-- THE INPUT --
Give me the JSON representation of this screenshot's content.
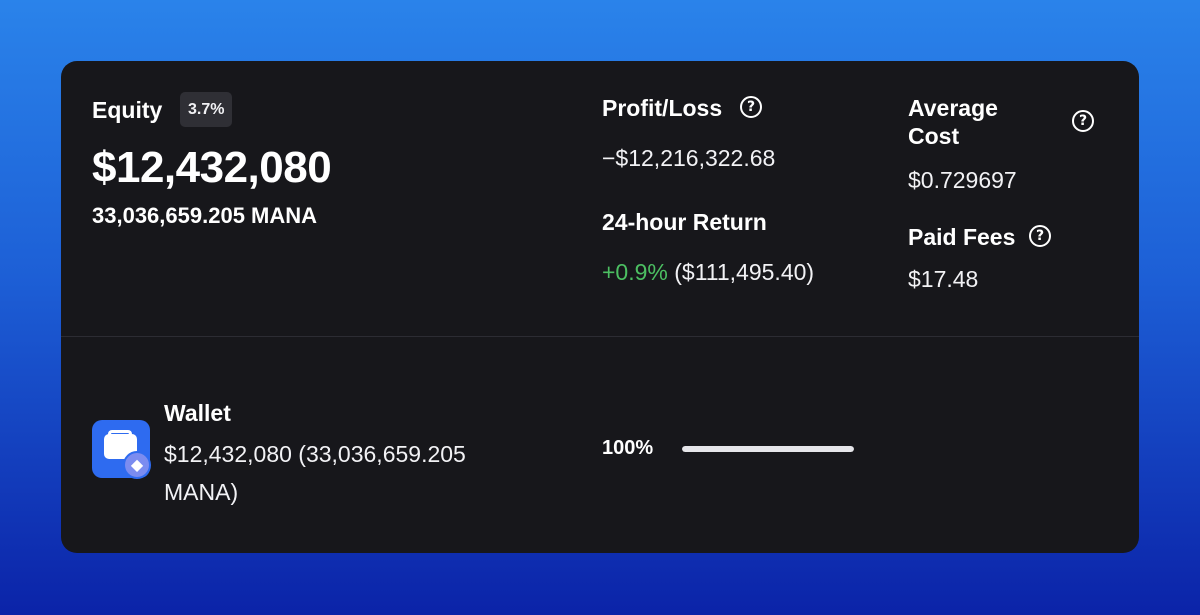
{
  "equity": {
    "label": "Equity",
    "badge": "3.7%",
    "value": "$12,432,080",
    "amount": "33,036,659.205 MANA"
  },
  "profit_loss": {
    "label": "Profit/Loss",
    "value": "−$12,216,322.68"
  },
  "return_24h": {
    "label": "24-hour Return",
    "percent": "+0.9%",
    "amount": "($111,495.40)"
  },
  "average_cost": {
    "label": "Average Cost",
    "value": "$0.729697"
  },
  "paid_fees": {
    "label": "Paid Fees",
    "value": "$17.48"
  },
  "wallet": {
    "title": "Wallet",
    "amount": "$12,432,080 (33,036,659.205 MANA)",
    "allocation_label": "100%",
    "allocation_fraction": 1.0,
    "icon": "wallet-icon",
    "badge_icon": "ethereum-icon"
  },
  "colors": {
    "positive": "#4cbf62",
    "accent": "#2e6bf0"
  }
}
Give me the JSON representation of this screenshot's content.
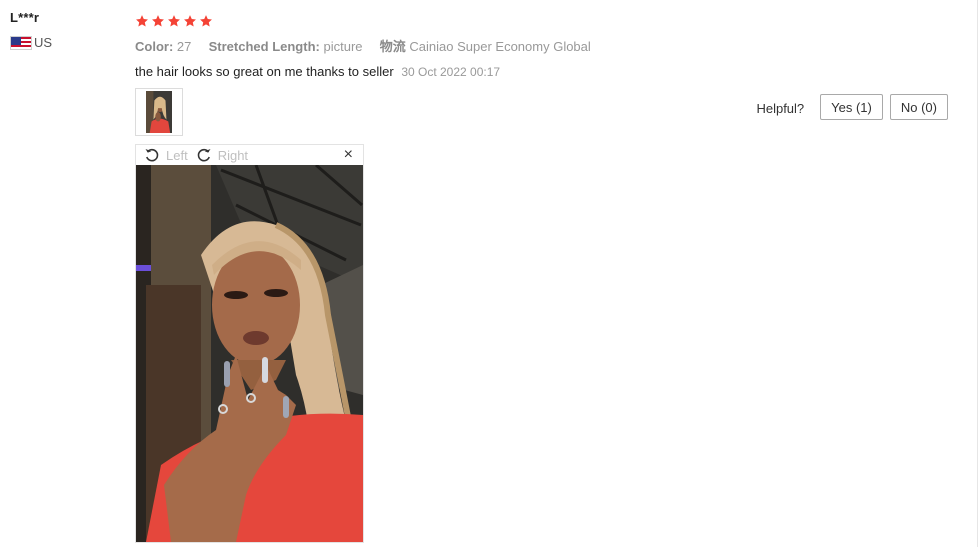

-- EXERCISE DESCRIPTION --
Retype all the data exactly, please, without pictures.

-- RESULT --
Give me the JSON representation of this screenshot's content.
{
  "equity": {
    "label": "Equity",
    "badge": "3.7%",
    "value": "$12,432,080",
    "amount": "33,036,659.205 MANA"
  },
  "profit_loss": {
    "label": "Profit/Loss",
    "value": "−$12,216,322.68"
  },
  "return_24h": {
    "label": "24-hour Return",
    "percent": "+0.9%",
    "amount": "($111,495.40)"
  },
  "average_cost": {
    "label": "Average Cost",
    "value": "$0.729697"
  },
  "paid_fees": {
    "label": "Paid Fees",
    "value": "$17.48"
  },
  "wallet": {
    "title": "Wallet",
    "amount": "$12,432,080 (33,036,659.205 MANA)",
    "allocation_label": "100%",
    "allocation_fraction": 1.0,
    "icon": "wallet-icon",
    "badge_icon": "ethereum-icon"
  },
  "colors": {
    "positive": "#4cbf62",
    "accent": "#2e6bf0"
  }
}
Give me the JSON representation of this screenshot's content.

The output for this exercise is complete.